Title: Breaking down the Raptors’ trade season scenarios
Date: December 12, 2017
Original Source: The Athletic
Synopsis: In my latest for The Athletic Toronto, I outlined the financial factors the Raptors will have to keep in mind as NBA trade season gets into swing.
Trade season is almost upon the NBA in earnest. A detail in the collective bargaining agreement prevents teams from trading players they signed during the off-season until Dec. 15 (or three months after signing, whichever is later), and so Dec. 15 is often held up as a sort of de facto kick-off to the league’s two-month trade window. Deals can happen before then, like in the case of last week’s Jahlil Okafor trade, it’s just that as of Friday, the bulk of the league is eligible to be dealt, so the possibilities expand a great deal.

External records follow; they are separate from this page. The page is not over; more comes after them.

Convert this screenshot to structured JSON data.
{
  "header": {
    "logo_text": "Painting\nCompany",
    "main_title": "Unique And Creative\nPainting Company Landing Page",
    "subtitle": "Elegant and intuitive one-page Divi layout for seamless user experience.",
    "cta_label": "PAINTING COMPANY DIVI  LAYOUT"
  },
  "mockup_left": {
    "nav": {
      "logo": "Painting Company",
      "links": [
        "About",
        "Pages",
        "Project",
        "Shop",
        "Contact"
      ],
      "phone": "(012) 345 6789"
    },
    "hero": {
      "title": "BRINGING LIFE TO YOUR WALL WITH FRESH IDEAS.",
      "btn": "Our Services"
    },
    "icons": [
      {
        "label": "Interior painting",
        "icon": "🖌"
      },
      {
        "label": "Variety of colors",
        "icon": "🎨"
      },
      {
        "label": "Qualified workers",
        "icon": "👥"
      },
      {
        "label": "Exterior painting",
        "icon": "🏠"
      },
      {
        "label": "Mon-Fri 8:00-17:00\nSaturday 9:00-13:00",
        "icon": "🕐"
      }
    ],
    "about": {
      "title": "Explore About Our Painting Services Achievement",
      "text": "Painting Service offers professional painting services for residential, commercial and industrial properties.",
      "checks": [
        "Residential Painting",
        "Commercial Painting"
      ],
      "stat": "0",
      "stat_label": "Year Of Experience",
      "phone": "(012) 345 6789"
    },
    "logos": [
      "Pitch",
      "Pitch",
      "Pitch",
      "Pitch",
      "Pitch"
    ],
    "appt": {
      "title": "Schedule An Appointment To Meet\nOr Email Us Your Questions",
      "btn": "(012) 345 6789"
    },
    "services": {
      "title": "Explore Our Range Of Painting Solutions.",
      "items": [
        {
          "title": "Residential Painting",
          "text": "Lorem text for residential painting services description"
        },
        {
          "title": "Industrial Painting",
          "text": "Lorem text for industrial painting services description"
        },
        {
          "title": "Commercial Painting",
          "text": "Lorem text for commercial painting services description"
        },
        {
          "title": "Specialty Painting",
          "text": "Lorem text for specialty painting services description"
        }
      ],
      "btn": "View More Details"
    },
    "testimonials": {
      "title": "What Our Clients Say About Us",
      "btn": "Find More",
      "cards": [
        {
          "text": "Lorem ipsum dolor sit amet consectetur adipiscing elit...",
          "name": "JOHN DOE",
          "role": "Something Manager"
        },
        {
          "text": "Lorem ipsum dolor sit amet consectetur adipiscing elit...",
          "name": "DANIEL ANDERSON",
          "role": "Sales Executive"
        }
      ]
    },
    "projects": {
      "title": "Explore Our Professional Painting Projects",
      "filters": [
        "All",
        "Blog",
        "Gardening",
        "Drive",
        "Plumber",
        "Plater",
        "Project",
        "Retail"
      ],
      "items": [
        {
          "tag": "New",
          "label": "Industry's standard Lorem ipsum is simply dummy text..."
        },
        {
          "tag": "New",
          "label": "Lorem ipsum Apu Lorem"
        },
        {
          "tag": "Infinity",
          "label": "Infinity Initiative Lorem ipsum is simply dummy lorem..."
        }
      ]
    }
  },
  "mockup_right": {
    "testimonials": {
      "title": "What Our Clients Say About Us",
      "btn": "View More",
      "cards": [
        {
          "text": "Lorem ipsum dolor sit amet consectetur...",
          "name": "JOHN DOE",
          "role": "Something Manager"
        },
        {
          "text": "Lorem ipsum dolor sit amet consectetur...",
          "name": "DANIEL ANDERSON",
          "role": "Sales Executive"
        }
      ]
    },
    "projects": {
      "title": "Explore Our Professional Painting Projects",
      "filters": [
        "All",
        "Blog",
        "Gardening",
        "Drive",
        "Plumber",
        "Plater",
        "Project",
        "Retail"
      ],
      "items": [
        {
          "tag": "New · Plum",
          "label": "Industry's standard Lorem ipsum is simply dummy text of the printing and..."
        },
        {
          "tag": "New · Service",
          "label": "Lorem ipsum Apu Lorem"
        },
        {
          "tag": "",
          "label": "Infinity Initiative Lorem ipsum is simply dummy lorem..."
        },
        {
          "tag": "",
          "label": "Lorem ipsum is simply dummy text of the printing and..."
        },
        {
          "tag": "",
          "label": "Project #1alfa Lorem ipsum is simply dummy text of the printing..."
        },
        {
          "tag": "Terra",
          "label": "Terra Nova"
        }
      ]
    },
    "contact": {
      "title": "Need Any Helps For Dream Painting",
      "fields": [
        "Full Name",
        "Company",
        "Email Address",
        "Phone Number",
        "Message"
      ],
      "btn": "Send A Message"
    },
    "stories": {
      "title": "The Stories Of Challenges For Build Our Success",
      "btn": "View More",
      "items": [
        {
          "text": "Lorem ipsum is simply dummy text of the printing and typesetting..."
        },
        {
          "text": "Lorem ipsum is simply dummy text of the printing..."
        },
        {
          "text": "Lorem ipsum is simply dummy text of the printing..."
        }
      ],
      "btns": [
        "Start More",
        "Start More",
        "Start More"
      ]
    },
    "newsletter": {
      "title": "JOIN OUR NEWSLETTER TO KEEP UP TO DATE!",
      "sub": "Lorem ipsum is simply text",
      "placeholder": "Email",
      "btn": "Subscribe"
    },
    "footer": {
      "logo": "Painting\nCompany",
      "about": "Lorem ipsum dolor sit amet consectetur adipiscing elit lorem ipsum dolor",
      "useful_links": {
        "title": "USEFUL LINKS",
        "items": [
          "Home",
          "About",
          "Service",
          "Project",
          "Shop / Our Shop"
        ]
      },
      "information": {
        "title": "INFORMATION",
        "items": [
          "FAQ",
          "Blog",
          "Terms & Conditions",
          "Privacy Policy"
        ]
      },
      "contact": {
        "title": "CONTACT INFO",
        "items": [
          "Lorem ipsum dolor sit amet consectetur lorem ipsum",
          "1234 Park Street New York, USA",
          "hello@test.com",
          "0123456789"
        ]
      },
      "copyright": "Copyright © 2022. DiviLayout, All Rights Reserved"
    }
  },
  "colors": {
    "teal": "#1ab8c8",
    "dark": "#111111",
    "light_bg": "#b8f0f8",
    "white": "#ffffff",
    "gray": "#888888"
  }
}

Full disclosure: This piece was originally planned for Friday, matching up with the Dec. 15 date. Honestly, though, did you really want to watch a video breakdown of the ugliest Toronto Raptors game of the season? (if the answer is ‘yes,’ this is the most I can offer you for today.) And because that ugly loss came in Jonas Valanciunas’ best game of the season, against a name (DeAndre Jordan) who people have asked me about frequently as a potential Raptors trade target, the timing seems fine enough. This is also something we’ll revisit closer to the trade deadline, so feel free to file it away for now.
So, trade season, as it pertains to the Raptors. It’s the time of year when I often play a role I don’t relish, as a sort of clearinghouse for trade ideas. The CBA rules are complicated and messy, and it’s difficult for fans to keep up with all of the wrinkles. That’s especially true since ESPN’s Trade Machine – at the same time the greatest and worst invention ever – only approves/declines trades based on some of the trade restrictions. In each of the last few seasons, I’ve had a February column laundering readers’ trade proposals through logic and the CBA. In 2015-16, specifically, it was difficult, as the Raptors weren’t built particularly well to trade, with very few mid-level salaries and poison-pill provisions for Terrence Ross and Jonas Valanciunas. Last year was the most flexibility the team had to trade in some time, and they jumped, which served to close that window a bit for this season.